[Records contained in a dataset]
=== Begin Enclosure ===

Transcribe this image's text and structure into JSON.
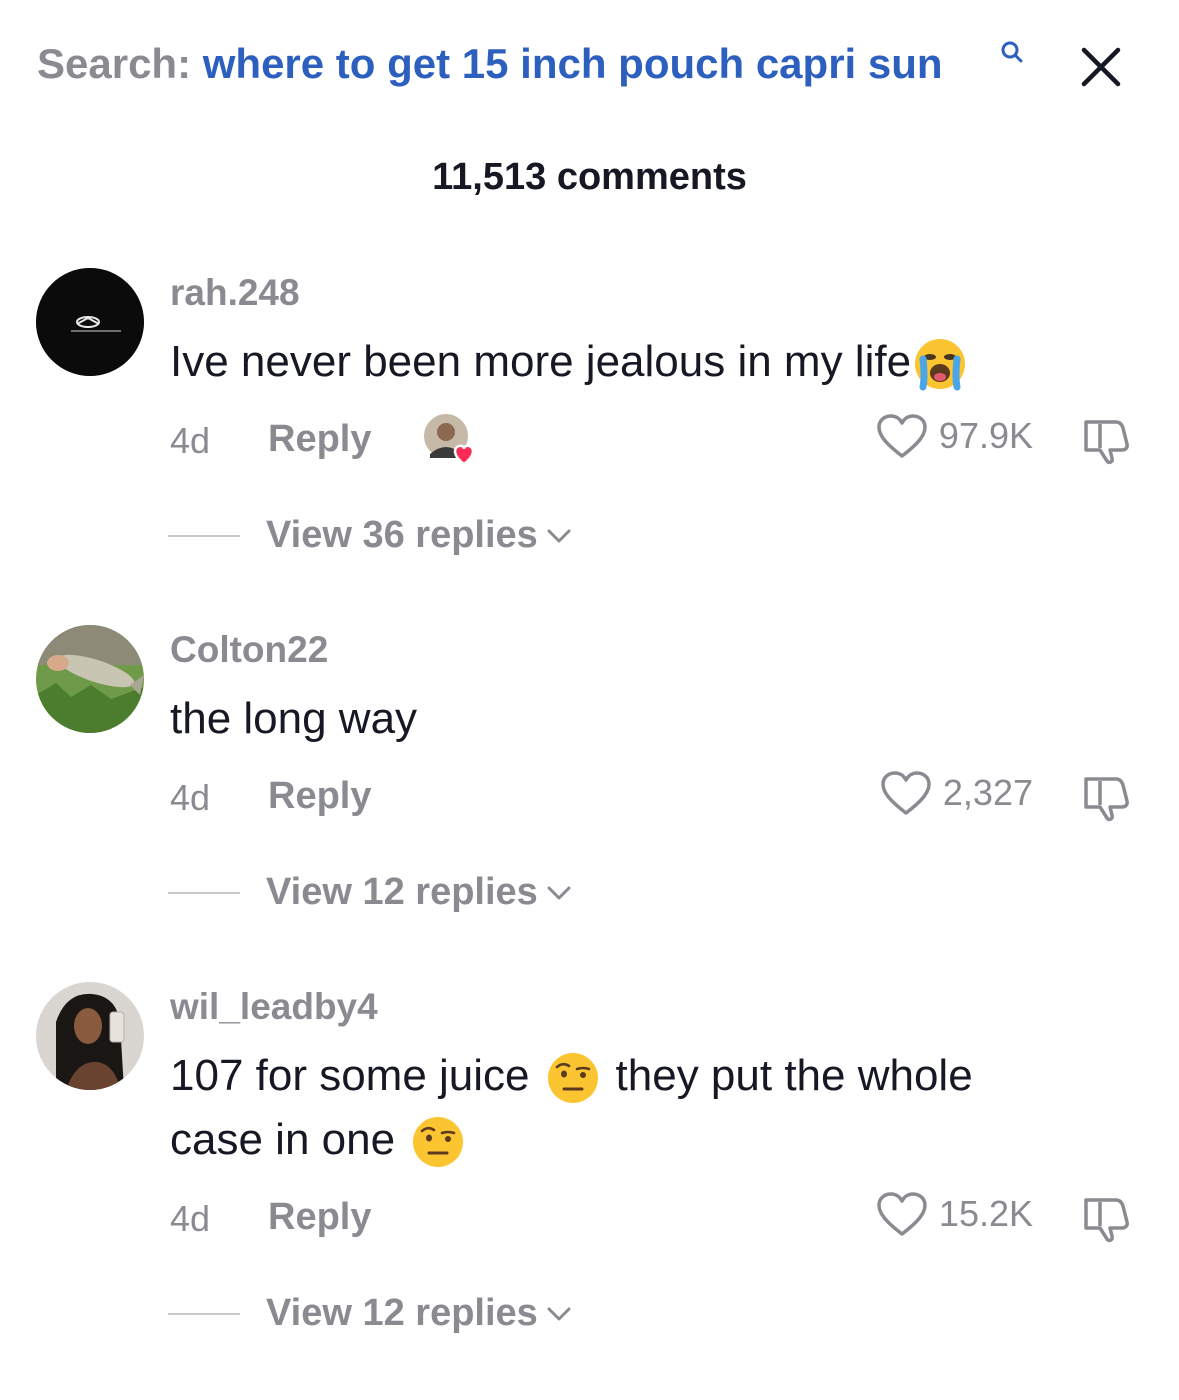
{
  "search": {
    "prefix": "Search:",
    "query": "where to get 15 inch pouch capri sun",
    "glass_icon": "search-icon",
    "close_icon": "close-icon"
  },
  "comment_count": "11,513 comments",
  "colors": {
    "query": "#2d5fbf",
    "muted": "#8a8b91",
    "text": "#161823",
    "heart": "#fe2c55"
  },
  "comments": [
    {
      "username": "rah.248",
      "text_before": "Ive never been more jealous in my life",
      "text_after": "",
      "text_line2": "",
      "emoji": "loudly-crying-face",
      "age": "4d",
      "reply": "Reply",
      "likes": "97.9K",
      "creator_liked": true,
      "view_replies": "View 36 replies"
    },
    {
      "username": "Colton22",
      "text_before": "the long way",
      "age": "4d",
      "reply": "Reply",
      "likes": "2,327",
      "creator_liked": false,
      "view_replies": "View 12 replies"
    },
    {
      "username": "wil_leadby4",
      "text_before": "107 for some juice",
      "text_after": "they put the whole",
      "text_line2": "case in one",
      "emoji": "face-with-raised-eyebrow",
      "age": "4d",
      "reply": "Reply",
      "likes": "15.2K",
      "creator_liked": false,
      "view_replies": "View 12 replies"
    }
  ]
}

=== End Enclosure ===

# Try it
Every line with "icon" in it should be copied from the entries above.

# Solution
    "glass_icon": "search-icon",
    "close_icon": "close-icon"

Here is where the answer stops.